The musical presentation on this tape is amazing. Epic themes and interesting song structures are what make this release majestic. There have been many connections to the "NSBM" scene considering this band, but the way they present their music is (almost) ideology-free and shouldn't be a bother for that matter. Since this tape is very limited (about 160 copies), the only place to get it from is the Internet or, if one is inclined to spend a small fortune on one of the original tapes, from traders. First time I listened to this, I was hypnotized by the dark and sinister sounding intro with a very desperate and old sounding guitar tone. It's a simple melody that can be played on only one string. Simple, but very effective. A very high pitched guitar tone accompanies the songs as they progress, as well as a tormented, guttural screaming M. Schmat. The guitars and vocals are recorded well and do not overlap each other, which makes it more pleasant to listen to. One can barely hear the bass, but since this is only a rehearsal demo tape, it's not surprising. The atmosphere the tape creates is really evil and without compromises, once you turn up the volume, it really grasps your attention. For the trained ear, this tape may be an excellent, flawless piece of black metal, but for listeners of better quality such as Burzum or Darkthrone, listening to this may indeed prove to be a rather difficult task.

So why the 64% low rating, if I like this tape so much? As this tape may be recorded in stereo, or at least sounds like it is, there is one major flaw: the drums. The quality of the drums on 1994 - Moonblood is really awful. It's almost intolerable. In fact, it's so difficult to enjoy this, solely because of this fact. It goes even as far, as the musical coulisse becomes a soup of mushy cymbal and snare strokes, sounding more like an annoying hissing than actual drum patterns. Now, normally I wouldn't complain, as listening to such artists as Merzbow and liking them really builds up your endurance for buzzing or hissing in music. While that may be true, that doesn't change the fact that Merzbow is intended to sound like that, whereas Moonblood actually have nice drum parts and beats and it's really annoying when one can not listen to them due to their poor quality. In other words: noise music fills different holes with different initial emotions, whereas black metal fulfills other needs.

A nice highlight on this album is track nr.4, which reminds of Chopin's funeral march, as it shares the same melody. Recommended for fans of great black metal, who have nerves made out of steel.

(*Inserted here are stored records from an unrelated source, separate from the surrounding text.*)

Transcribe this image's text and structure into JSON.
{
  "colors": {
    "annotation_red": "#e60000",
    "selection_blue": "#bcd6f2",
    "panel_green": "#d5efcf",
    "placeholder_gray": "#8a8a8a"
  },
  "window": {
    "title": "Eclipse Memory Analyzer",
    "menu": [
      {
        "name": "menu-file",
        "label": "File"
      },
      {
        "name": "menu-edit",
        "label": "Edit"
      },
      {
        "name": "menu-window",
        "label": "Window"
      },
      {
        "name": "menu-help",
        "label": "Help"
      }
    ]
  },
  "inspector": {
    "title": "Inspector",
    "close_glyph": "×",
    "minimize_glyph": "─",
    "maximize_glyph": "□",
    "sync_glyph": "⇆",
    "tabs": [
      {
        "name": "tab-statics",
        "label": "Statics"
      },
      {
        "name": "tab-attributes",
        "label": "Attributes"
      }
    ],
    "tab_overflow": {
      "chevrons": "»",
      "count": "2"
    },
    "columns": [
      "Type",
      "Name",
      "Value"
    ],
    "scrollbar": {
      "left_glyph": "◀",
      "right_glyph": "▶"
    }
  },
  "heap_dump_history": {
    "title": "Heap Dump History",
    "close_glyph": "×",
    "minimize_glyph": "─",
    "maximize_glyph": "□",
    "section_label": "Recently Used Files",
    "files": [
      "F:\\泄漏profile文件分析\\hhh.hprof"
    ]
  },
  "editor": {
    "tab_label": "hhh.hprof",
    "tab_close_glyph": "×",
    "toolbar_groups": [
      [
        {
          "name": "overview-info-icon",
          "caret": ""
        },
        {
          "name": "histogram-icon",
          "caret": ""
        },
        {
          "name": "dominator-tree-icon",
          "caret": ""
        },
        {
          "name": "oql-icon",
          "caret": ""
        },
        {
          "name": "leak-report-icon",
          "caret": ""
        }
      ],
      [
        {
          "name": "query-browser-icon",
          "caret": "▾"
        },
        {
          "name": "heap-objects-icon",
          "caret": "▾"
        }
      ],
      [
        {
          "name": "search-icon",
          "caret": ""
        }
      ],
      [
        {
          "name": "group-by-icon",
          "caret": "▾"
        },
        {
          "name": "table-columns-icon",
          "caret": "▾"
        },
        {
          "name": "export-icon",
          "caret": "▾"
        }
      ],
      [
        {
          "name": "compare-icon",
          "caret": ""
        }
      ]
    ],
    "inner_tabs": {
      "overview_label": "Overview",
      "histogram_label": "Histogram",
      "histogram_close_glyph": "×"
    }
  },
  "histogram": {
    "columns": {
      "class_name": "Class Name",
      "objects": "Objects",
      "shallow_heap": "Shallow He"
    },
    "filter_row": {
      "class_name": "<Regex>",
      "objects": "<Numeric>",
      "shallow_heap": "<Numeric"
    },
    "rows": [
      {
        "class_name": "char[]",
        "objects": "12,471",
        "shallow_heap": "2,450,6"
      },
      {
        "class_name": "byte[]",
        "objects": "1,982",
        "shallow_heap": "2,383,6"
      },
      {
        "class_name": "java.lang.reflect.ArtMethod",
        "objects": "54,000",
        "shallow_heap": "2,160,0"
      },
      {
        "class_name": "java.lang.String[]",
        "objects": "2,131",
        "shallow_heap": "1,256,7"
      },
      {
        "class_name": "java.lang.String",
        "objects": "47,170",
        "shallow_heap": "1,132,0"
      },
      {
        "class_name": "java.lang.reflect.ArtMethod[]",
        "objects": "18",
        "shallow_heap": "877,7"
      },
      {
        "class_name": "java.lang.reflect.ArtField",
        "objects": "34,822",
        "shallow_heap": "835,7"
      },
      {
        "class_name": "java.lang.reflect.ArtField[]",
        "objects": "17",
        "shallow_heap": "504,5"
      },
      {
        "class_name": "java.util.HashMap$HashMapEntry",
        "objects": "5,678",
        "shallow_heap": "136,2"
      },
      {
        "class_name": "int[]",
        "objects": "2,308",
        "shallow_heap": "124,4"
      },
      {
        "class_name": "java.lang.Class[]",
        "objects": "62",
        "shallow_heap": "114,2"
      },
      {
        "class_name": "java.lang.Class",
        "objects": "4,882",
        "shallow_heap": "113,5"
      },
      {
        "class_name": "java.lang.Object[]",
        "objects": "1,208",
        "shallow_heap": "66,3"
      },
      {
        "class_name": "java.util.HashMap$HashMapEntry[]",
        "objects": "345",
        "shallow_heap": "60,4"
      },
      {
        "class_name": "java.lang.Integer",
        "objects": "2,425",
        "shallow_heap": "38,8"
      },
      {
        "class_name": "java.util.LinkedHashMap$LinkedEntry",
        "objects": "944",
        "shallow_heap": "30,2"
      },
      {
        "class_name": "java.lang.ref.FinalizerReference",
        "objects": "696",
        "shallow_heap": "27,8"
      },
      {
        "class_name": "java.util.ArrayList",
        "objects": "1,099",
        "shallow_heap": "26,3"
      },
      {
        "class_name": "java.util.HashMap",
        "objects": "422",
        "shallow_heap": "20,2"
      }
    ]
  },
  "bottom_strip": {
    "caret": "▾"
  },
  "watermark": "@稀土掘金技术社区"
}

As good as Blut Und Krieg - 95%

Taliesin, August 31st, 2006

I have to say this, the earliest self titled demo of Moonblood remains as one of their best releases. The sound is raw, very distant and difficult, but that means little, it is Moonblood after all. This earlier view of Moonblood is a dark creation of epic quality and yet an evil horrific feeling that is very powerful.

Opening with Hope, a song that has a very powerful melancholy and medieval feeling, one knows that Moonblood is here to create black metal that is infused with the dark medieval spirit that has increasingly become lost among newer bands. The production layers the music under a thick sense of grim and an ancient quality that is very spectral and haunting. The vocals are a harsh distorted attack over the rest of music, but still feels well layered into the whole. The riffs on all of the songs on here are excellent, creating a dark pure black metal feeling. One feels the call of the forest, the dark lord above all, the lycanthropic urge, the vampyric hunger, everything that cold winter black metal needs to call forth upon the listener.

Like all Moonblood now this isn't hard to find the music files, and certainly it is worth digging up. If you love The Winter Falls Over the Land or Blut Und Krieg you should listen to this. Lacking the less interesting thrashy songs of Blut Und Krieg, this is all quality, creating a powerful listening experience from beginning to end. I'm glad I checked this out, because it's well worth it, providing a rewarding hour of music that will stand the test of time. Just stay away if grim production values annoy you.